• **Task goal**
In full and without alteration, give the listing again.

• **Information shown**
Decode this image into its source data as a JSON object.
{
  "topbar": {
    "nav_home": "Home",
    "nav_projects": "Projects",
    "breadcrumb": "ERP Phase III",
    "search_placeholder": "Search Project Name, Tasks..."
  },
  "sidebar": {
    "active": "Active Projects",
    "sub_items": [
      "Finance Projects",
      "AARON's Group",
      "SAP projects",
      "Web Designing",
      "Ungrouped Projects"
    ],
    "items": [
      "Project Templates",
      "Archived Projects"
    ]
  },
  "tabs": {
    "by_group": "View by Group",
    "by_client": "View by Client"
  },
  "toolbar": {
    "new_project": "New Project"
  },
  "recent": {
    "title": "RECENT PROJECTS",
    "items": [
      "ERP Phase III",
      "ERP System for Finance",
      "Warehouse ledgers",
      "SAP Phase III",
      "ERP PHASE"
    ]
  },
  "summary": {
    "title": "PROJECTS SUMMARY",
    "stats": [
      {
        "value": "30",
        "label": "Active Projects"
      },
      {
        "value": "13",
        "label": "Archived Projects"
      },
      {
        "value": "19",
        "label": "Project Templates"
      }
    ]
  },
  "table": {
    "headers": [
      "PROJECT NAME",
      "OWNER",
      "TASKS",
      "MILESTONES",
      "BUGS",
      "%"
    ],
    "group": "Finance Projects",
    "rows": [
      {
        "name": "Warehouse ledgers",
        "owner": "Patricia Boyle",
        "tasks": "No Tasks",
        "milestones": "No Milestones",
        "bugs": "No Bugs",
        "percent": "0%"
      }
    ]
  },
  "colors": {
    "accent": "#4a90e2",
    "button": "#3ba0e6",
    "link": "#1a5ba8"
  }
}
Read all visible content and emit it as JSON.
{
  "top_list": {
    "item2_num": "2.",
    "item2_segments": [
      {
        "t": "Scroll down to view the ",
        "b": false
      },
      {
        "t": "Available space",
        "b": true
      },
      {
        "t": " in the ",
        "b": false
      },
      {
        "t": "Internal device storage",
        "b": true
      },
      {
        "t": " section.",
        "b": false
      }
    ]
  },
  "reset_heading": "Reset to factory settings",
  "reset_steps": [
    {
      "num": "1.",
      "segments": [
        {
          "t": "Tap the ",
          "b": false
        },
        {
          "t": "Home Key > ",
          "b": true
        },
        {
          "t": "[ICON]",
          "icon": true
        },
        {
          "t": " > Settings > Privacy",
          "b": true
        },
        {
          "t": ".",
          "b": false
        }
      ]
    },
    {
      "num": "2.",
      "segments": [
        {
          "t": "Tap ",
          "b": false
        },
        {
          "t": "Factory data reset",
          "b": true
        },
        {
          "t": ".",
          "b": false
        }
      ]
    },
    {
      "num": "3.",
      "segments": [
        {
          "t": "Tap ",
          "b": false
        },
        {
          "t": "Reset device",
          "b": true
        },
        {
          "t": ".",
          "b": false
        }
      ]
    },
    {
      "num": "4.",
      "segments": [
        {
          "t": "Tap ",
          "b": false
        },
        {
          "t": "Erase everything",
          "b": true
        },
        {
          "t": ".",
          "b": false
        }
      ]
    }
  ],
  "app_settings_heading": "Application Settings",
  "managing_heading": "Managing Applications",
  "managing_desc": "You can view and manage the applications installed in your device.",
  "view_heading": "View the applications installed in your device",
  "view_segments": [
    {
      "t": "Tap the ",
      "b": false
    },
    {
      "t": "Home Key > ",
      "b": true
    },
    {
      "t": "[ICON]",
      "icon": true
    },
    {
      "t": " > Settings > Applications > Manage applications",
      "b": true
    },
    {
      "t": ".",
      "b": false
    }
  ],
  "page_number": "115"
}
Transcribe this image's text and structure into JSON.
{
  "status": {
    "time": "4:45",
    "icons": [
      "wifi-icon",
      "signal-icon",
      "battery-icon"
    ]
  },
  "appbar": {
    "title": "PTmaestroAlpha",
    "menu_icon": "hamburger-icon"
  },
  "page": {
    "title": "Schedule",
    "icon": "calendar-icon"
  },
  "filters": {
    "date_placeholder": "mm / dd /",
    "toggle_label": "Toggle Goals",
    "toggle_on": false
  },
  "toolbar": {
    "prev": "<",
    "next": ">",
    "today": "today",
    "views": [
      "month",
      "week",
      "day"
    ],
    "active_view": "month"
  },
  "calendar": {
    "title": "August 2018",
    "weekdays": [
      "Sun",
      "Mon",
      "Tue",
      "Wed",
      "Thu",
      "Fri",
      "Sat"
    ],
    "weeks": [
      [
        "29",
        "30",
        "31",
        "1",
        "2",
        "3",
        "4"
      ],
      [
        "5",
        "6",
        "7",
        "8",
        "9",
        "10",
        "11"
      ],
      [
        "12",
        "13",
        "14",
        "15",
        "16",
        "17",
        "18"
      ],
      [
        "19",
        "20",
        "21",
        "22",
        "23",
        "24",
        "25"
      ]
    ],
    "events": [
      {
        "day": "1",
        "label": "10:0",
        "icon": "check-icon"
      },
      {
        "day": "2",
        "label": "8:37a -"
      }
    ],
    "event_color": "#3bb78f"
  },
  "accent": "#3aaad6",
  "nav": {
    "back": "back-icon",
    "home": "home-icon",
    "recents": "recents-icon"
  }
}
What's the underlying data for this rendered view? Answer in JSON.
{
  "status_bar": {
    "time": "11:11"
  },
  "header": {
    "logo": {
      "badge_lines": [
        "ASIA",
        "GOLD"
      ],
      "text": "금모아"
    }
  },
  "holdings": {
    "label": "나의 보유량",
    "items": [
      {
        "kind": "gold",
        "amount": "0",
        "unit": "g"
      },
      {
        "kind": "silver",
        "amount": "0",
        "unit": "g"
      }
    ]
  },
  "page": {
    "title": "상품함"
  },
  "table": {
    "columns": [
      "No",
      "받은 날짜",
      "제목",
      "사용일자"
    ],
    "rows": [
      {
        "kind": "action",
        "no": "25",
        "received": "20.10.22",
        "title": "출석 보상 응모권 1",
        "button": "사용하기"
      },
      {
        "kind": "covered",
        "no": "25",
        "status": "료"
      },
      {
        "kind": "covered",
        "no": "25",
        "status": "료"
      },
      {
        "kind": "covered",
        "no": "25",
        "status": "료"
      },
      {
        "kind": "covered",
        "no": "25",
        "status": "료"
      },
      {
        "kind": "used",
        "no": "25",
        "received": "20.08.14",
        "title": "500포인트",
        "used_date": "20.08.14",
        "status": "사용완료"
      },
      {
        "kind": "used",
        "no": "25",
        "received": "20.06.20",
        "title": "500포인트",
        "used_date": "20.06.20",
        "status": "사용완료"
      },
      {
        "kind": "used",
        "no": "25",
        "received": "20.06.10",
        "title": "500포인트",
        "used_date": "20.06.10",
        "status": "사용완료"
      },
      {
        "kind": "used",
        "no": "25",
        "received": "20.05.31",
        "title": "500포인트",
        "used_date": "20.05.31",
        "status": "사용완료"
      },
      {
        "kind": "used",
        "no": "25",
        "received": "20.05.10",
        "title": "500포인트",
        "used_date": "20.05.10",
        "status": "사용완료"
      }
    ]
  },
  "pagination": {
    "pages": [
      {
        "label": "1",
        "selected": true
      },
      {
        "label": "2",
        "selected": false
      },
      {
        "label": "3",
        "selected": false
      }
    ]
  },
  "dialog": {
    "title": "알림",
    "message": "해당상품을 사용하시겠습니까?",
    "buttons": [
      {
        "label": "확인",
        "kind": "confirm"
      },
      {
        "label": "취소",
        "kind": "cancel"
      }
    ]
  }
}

• **Exercise output**
Decode this image into its source data as a JSON object.
{
  "topbar": {
    "nav_home": "Home",
    "nav_projects": "Projects",
    "breadcrumb": "ERP Phase III",
    "search_placeholder": "Search Project Name, Tasks..."
  },
  "sidebar": {
    "active": "Active Projects",
    "sub_items": [
      "Finance Projects",
      "AARON's Group",
      "SAP projects",
      "Web Designing",
      "Ungrouped Projects"
    ],
    "items": [
      "Project Templates",
      "Archived Projects"
    ]
  },
  "tabs": {
    "by_group": "View by Group",
    "by_client": "View by Client"
  },
  "toolbar": {
    "new_project": "New Project"
  },
  "recent": {
    "title": "RECENT PROJECTS",
    "items": [
      "ERP Phase III",
      "ERP System for Finance",
      "Warehouse ledgers",
      "SAP Phase III",
      "ERP PHASE"
    ]
  },
  "summary": {
    "title": "PROJECTS SUMMARY",
    "stats": [
      {
        "value": "30",
        "label": "Active Projects"
      },
      {
        "value": "13",
        "label": "Archived Projects"
      },
      {
        "value": "19",
        "label": "Project Templates"
      }
    ]
  },
  "table": {
    "headers": [
      "PROJECT NAME",
      "OWNER",
      "TASKS",
      "MILESTONES",
      "BUGS",
      "%"
    ],
    "group": "Finance Projects",
    "rows": [
      {
        "name": "Warehouse ledgers",
        "owner": "Patricia Boyle",
        "tasks": "No Tasks",
        "milestones": "No Milestones",
        "bugs": "No Bugs",
        "percent": "0%"
      }
    ]
  },
  "colors": {
    "accent": "#4a90e2",
    "button": "#3ba0e6",
    "link": "#1a5ba8"
  }
}
Read all visible content and emit it as JSON.
{
  "top_list": {
    "item2_num": "2.",
    "item2_segments": [
      {
        "t": "Scroll down to view the ",
        "b": false
      },
      {
        "t": "Available space",
        "b": true
      },
      {
        "t": " in the ",
        "b": false
      },
      {
        "t": "Internal device storage",
        "b": true
      },
      {
        "t": " section.",
        "b": false
      }
    ]
  },
  "reset_heading": "Reset to factory settings",
  "reset_steps": [
    {
      "num": "1.",
      "segments": [
        {
          "t": "Tap the ",
          "b": false
        },
        {
          "t": "Home Key > ",
          "b": true
        },
        {
          "t": "[ICON]",
          "icon": true
        },
        {
          "t": " > Settings > Privacy",
          "b": true
        },
        {
          "t": ".",
          "b": false
        }
      ]
    },
    {
      "num": "2.",
      "segments": [
        {
          "t": "Tap ",
          "b": false
        },
        {
          "t": "Factory data reset",
          "b": true
        },
        {
          "t": ".",
          "b": false
        }
      ]
    },
    {
      "num": "3.",
      "segments": [
        {
          "t": "Tap ",
          "b": false
        },
        {
          "t": "Reset device",
          "b": true
        },
        {
          "t": ".",
          "b": false
        }
      ]
    },
    {
      "num": "4.",
      "segments": [
        {
          "t": "Tap ",
          "b": false
        },
        {
          "t": "Erase everything",
          "b": true
        },
        {
          "t": ".",
          "b": false
        }
      ]
    }
  ],
  "app_settings_heading": "Application Settings",
  "managing_heading": "Managing Applications",
  "managing_desc": "You can view and manage the applications installed in your device.",
  "view_heading": "View the applications installed in your device",
  "view_segments": [
    {
      "t": "Tap the ",
      "b": false
    },
    {
      "t": "Home Key > ",
      "b": true
    },
    {
      "t": "[ICON]",
      "icon": true
    },
    {
      "t": " > Settings > Applications > Manage applications",
      "b": true
    },
    {
      "t": ".",
      "b": false
    }
  ],
  "page_number": "115"
}
Transcribe this image's text and structure into JSON.
{
  "status": {
    "time": "4:45",
    "icons": [
      "wifi-icon",
      "signal-icon",
      "battery-icon"
    ]
  },
  "appbar": {
    "title": "PTmaestroAlpha",
    "menu_icon": "hamburger-icon"
  },
  "page": {
    "title": "Schedule",
    "icon": "calendar-icon"
  },
  "filters": {
    "date_placeholder": "mm / dd /",
    "toggle_label": "Toggle Goals",
    "toggle_on": false
  },
  "toolbar": {
    "prev": "<",
    "next": ">",
    "today": "today",
    "views": [
      "month",
      "week",
      "day"
    ],
    "active_view": "month"
  },
  "calendar": {
    "title": "August 2018",
    "weekdays": [
      "Sun",
      "Mon",
      "Tue",
      "Wed",
      "Thu",
      "Fri",
      "Sat"
    ],
    "weeks": [
      [
        "29",
        "30",
        "31",
        "1",
        "2",
        "3",
        "4"
      ],
      [
        "5",
        "6",
        "7",
        "8",
        "9",
        "10",
        "11"
      ],
      [
        "12",
        "13",
        "14",
        "15",
        "16",
        "17",
        "18"
      ],
      [
        "19",
        "20",
        "21",
        "22",
        "23",
        "24",
        "25"
      ]
    ],
    "events": [
      {
        "day": "1",
        "label": "10:0",
        "icon": "check-icon"
      },
      {
        "day": "2",
        "label": "8:37a -"
      }
    ],
    "event_color": "#3bb78f"
  },
  "accent": "#3aaad6",
  "nav": {
    "back": "back-icon",
    "home": "home-icon",
    "recents": "recents-icon"
  }
}
What's the underlying data for this rendered view? Answer in JSON.
{
  "status_bar": {
    "time": "11:11"
  },
  "header": {
    "logo": {
      "badge_lines": [
        "ASIA",
        "GOLD"
      ],
      "text": "금모아"
    }
  },
  "holdings": {
    "label": "나의 보유량",
    "items": [
      {
        "kind": "gold",
        "amount": "0",
        "unit": "g"
      },
      {
        "kind": "silver",
        "amount": "0",
        "unit": "g"
      }
    ]
  },
  "page": {
    "title": "상품함"
  },
  "table": {
    "columns": [
      "No",
      "받은 날짜",
      "제목",
      "사용일자"
    ],
    "rows": [
      {
        "kind": "action",
        "no": "25",
        "received": "20.10.22",
        "title": "출석 보상 응모권 1",
        "button": "사용하기"
      },
      {
        "kind": "covered",
        "no": "25",
        "status": "료"
      },
      {
        "kind": "covered",
        "no": "25",
        "status": "료"
      },
      {
        "kind": "covered",
        "no": "25",
        "status": "료"
      },
      {
        "kind": "covered",
        "no": "25",
        "status": "료"
      },
      {
        "kind": "used",
        "no": "25",
        "received": "20.08.14",
        "title": "500포인트",
        "used_date": "20.08.14",
        "status": "사용완료"
      },
      {
        "kind": "used",
        "no": "25",
        "received": "20.06.20",
        "title": "500포인트",
        "used_date": "20.06.20",
        "status": "사용완료"
      },
      {
        "kind": "used",
        "no": "25",
        "received": "20.06.10",
        "title": "500포인트",
        "used_date": "20.06.10",
        "status": "사용완료"
      },
      {
        "kind": "used",
        "no": "25",
        "received": "20.05.31",
        "title": "500포인트",
        "used_date": "20.05.31",
        "status": "사용완료"
      },
      {
        "kind": "used",
        "no": "25",
        "received": "20.05.10",
        "title": "500포인트",
        "used_date": "20.05.10",
        "status": "사용완료"
      }
    ]
  },
  "pagination": {
    "pages": [
      {
        "label": "1",
        "selected": true
      },
      {
        "label": "2",
        "selected": false
      },
      {
        "label": "3",
        "selected": false
      }
    ]
  },
  "dialog": {
    "title": "알림",
    "message": "해당상품을 사용하시겠습니까?",
    "buttons": [
      {
        "label": "확인",
        "kind": "confirm"
      },
      {
        "label": "취소",
        "kind": "cancel"
      }
    ]
  }
}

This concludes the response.